José Cuní’s paintings were well received in Spain and abroad, appearing at the 1962 Venice Biennial, the 1962 and 1963 Tokyo Biennials, Arte de America y España and the Alexandria Biennial, also in 1963, among other venues. He won the Spanish Premio Nacional del Grabado in 1963 and one of his encaustic paintings won the First Prize at the Exposición Nacional de Bellas Artesin 1966. His works are in the collections of the Museum of Modern Art, New York, the Museo Nacional Reina Sofia, Madrid and the Museo de Arte Abstracto Español in Cuenca, and many more. However, the groundbreaking qualities of José’s rediscovery of Greco-Roman techniques were largely silenced and hidden in the international art world. It fell to his sons, Pedro and Jorge, to carry on his efforts.
Pedro Cuní, a painter himself, and his brother Jorge, an architect and conservationist, felt that their father had, for the first time since the fall of the Roman Empire, developed water-soluble encaustic paints that can be used just as they were by Greco- Roman artists. The technique, lost in the early Middle Ages, had remained unknown despite fruitless efforts from the Renaissance onwards, inducing an attempt by Leonardo da Vinci.

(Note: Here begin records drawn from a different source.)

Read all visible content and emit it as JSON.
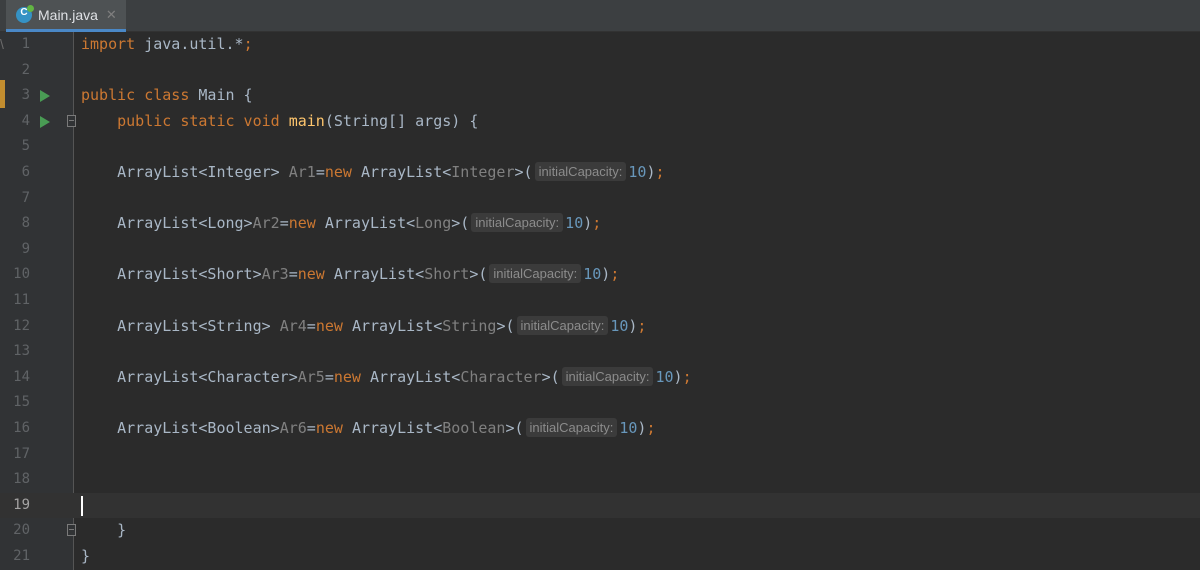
{
  "tab": {
    "filename": "Main.java",
    "icon": "java-class-icon",
    "icon_letter": "C",
    "close": "✕"
  },
  "gutter": {
    "marker": "\\"
  },
  "colors": {
    "background": "#2b2b2b",
    "gutter": "#313335",
    "keyword": "#cc7832",
    "method": "#ffc66d",
    "identifier": "#a9b7c6",
    "type_param": "#808080",
    "number": "#6897bb",
    "run": "#499c54",
    "tab_underline": "#4a88c7"
  },
  "current_line": 19,
  "lines": [
    {
      "n": "1",
      "code": [
        {
          "t": "import ",
          "c": "kw"
        },
        {
          "t": "java.util.",
          "c": ""
        },
        {
          "t": "*",
          "c": ""
        },
        {
          "t": ";",
          "c": "kw"
        }
      ]
    },
    {
      "n": "2",
      "code": []
    },
    {
      "n": "3",
      "run": true,
      "code": [
        {
          "t": "public class ",
          "c": "kw"
        },
        {
          "t": "Main {",
          "c": ""
        }
      ]
    },
    {
      "n": "4",
      "run": true,
      "fold": true,
      "code": [
        {
          "t": "    public static void ",
          "c": "kw"
        },
        {
          "t": "main",
          "c": "fn"
        },
        {
          "t": "(String[] args) {",
          "c": ""
        }
      ]
    },
    {
      "n": "5",
      "code": []
    },
    {
      "n": "6",
      "code": [
        {
          "t": "    ArrayList<Integer> ",
          "c": ""
        },
        {
          "t": "Ar1",
          "c": "tp"
        },
        {
          "t": "=",
          "c": ""
        },
        {
          "t": "new ",
          "c": "kw"
        },
        {
          "t": "ArrayList<",
          "c": ""
        },
        {
          "t": "Integer",
          "c": "tp"
        },
        {
          "t": ">(",
          "c": ""
        },
        {
          "hint": "initialCapacity:"
        },
        {
          "t": "10",
          "c": "num"
        },
        {
          "t": ")",
          "c": ""
        },
        {
          "t": ";",
          "c": "kw"
        }
      ]
    },
    {
      "n": "7",
      "code": []
    },
    {
      "n": "8",
      "code": [
        {
          "t": "    ArrayList<Long>",
          "c": ""
        },
        {
          "t": "Ar2",
          "c": "tp"
        },
        {
          "t": "=",
          "c": ""
        },
        {
          "t": "new ",
          "c": "kw"
        },
        {
          "t": "ArrayList<",
          "c": ""
        },
        {
          "t": "Long",
          "c": "tp"
        },
        {
          "t": ">(",
          "c": ""
        },
        {
          "hint": "initialCapacity:"
        },
        {
          "t": "10",
          "c": "num"
        },
        {
          "t": ")",
          "c": ""
        },
        {
          "t": ";",
          "c": "kw"
        }
      ]
    },
    {
      "n": "9",
      "code": []
    },
    {
      "n": "10",
      "code": [
        {
          "t": "    ArrayList<Short>",
          "c": ""
        },
        {
          "t": "Ar3",
          "c": "tp"
        },
        {
          "t": "=",
          "c": ""
        },
        {
          "t": "new ",
          "c": "kw"
        },
        {
          "t": "ArrayList<",
          "c": ""
        },
        {
          "t": "Short",
          "c": "tp"
        },
        {
          "t": ">(",
          "c": ""
        },
        {
          "hint": "initialCapacity:"
        },
        {
          "t": "10",
          "c": "num"
        },
        {
          "t": ")",
          "c": ""
        },
        {
          "t": ";",
          "c": "kw"
        }
      ]
    },
    {
      "n": "11",
      "code": []
    },
    {
      "n": "12",
      "code": [
        {
          "t": "    ArrayList<String> ",
          "c": ""
        },
        {
          "t": "Ar4",
          "c": "tp"
        },
        {
          "t": "=",
          "c": ""
        },
        {
          "t": "new ",
          "c": "kw"
        },
        {
          "t": "ArrayList<",
          "c": ""
        },
        {
          "t": "String",
          "c": "tp"
        },
        {
          "t": ">(",
          "c": ""
        },
        {
          "hint": "initialCapacity:"
        },
        {
          "t": "10",
          "c": "num"
        },
        {
          "t": ")",
          "c": ""
        },
        {
          "t": ";",
          "c": "kw"
        }
      ]
    },
    {
      "n": "13",
      "code": []
    },
    {
      "n": "14",
      "code": [
        {
          "t": "    ArrayList<Character>",
          "c": ""
        },
        {
          "t": "Ar5",
          "c": "tp"
        },
        {
          "t": "=",
          "c": ""
        },
        {
          "t": "new ",
          "c": "kw"
        },
        {
          "t": "ArrayList<",
          "c": ""
        },
        {
          "t": "Character",
          "c": "tp"
        },
        {
          "t": ">(",
          "c": ""
        },
        {
          "hint": "initialCapacity:"
        },
        {
          "t": "10",
          "c": "num"
        },
        {
          "t": ")",
          "c": ""
        },
        {
          "t": ";",
          "c": "kw"
        }
      ]
    },
    {
      "n": "15",
      "code": []
    },
    {
      "n": "16",
      "code": [
        {
          "t": "    ArrayList<Boolean>",
          "c": ""
        },
        {
          "t": "Ar6",
          "c": "tp"
        },
        {
          "t": "=",
          "c": ""
        },
        {
          "t": "new ",
          "c": "kw"
        },
        {
          "t": "ArrayList<",
          "c": ""
        },
        {
          "t": "Boolean",
          "c": "tp"
        },
        {
          "t": ">(",
          "c": ""
        },
        {
          "hint": "initialCapacity:"
        },
        {
          "t": "10",
          "c": "num"
        },
        {
          "t": ")",
          "c": ""
        },
        {
          "t": ";",
          "c": "kw"
        }
      ]
    },
    {
      "n": "17",
      "code": []
    },
    {
      "n": "18",
      "code": []
    },
    {
      "n": "19",
      "code": []
    },
    {
      "n": "20",
      "fold": true,
      "code": [
        {
          "t": "    }",
          "c": ""
        }
      ]
    },
    {
      "n": "21",
      "code": [
        {
          "t": "}",
          "c": ""
        }
      ]
    }
  ]
}
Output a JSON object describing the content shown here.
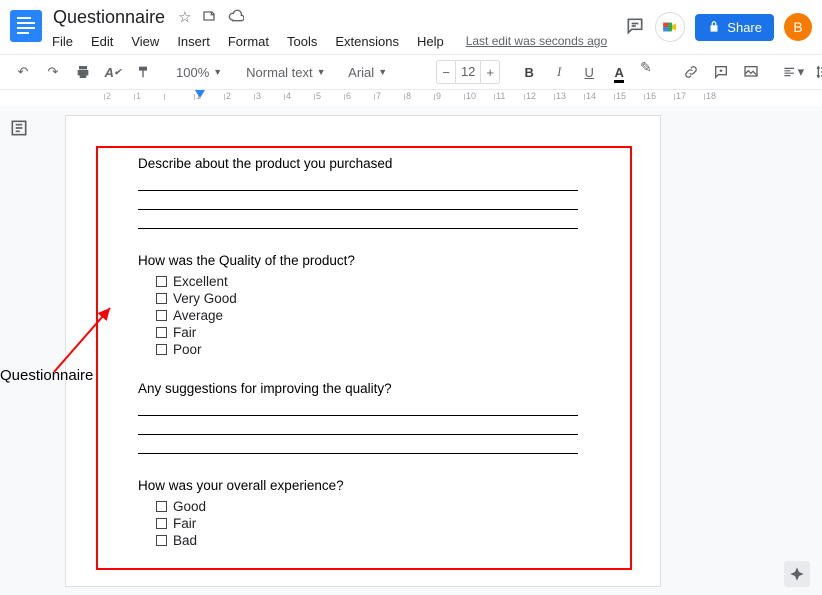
{
  "header": {
    "title": "Questionnaire",
    "edit_status": "Last edit was seconds ago",
    "menus": [
      "File",
      "Edit",
      "View",
      "Insert",
      "Format",
      "Tools",
      "Extensions",
      "Help"
    ],
    "share_label": "Share",
    "avatar_letter": "B"
  },
  "toolbar": {
    "zoom": "100%",
    "style": "Normal text",
    "font": "Arial",
    "font_size": "12"
  },
  "ruler": {
    "units": [
      "2",
      "1",
      "",
      "1",
      "2",
      "3",
      "4",
      "5",
      "6",
      "7",
      "8",
      "9",
      "10",
      "11",
      "12",
      "13",
      "14",
      "15",
      "16",
      "17",
      "18"
    ],
    "neg_count": 2
  },
  "annotation": {
    "label": "Questionnaire"
  },
  "doc": {
    "q1": "Describe about the product you purchased",
    "q2": "How was the Quality of the product?",
    "q2_options": [
      "Excellent",
      "Very Good",
      "Average",
      "Fair",
      "Poor"
    ],
    "q3": "Any suggestions for improving the quality?",
    "q4": "How was your overall experience?",
    "q4_options": [
      "Good",
      "Fair",
      "Bad"
    ]
  }
}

In 1989, Jorge Cuní received a Fulbright scholarship to carry out chemical studies of the Roman wall painting at the Smithsonian Museum Conservation Institute, Washington, D.C. His research analyzed — via gas chromatography, mass spectrometry and infrared spectrometry — samples of Roman wall paintings from IvIericiaand CompIutum (Spain) and Marsala (Italy). The results, which indicated that all samples studied were painted with water- soluble encaustic, were published in 1993 by the Archivo Español de Arqueología.
For his part, Pedro, an artist and painting instructor at The Cooper Union and Parsons School of Design, began to carry out chemical studies at The Cooper Union for the Advancement of Science and Art in New York, under the supervision and guidance of Chairman John Bové and Professor Ruben Savizky of the Chemistry Department. Savizky and Pedro, with the help of Cooper Union students (Priscilla Paul, Michael Cerro, James Lee, and Bridle Eisen) compared Jose Cuní’s formula to samples, donated by the Brooklyn Museum from Roman wall paintings at Ampurias, Marsala and Baelo Claudia (Spain) and to a sample from a Fayum painting on wood. Their research indicated that Roman paintings on wall and wood were done with rile same painting technique of beeswax and potassium soap. Taken together with the chemical studies by Jorge Cuní at the Smithsonian, they inferred that the painting technique used by Greco-Roman artists on walls, wood and canvas was indeed consistent with their father’s reformulated encaustic paint.
50 years of dedication had finally paid off – José had proven his theory to be right.
José passed away peacefully on Saturday in Madrid.
Now it is on all of us – you, the artists, the Cuní children and us as a distributor – to make sure his legacy will live on forever.
Rest in peace, José. Watersoluble Encaustic is back for good.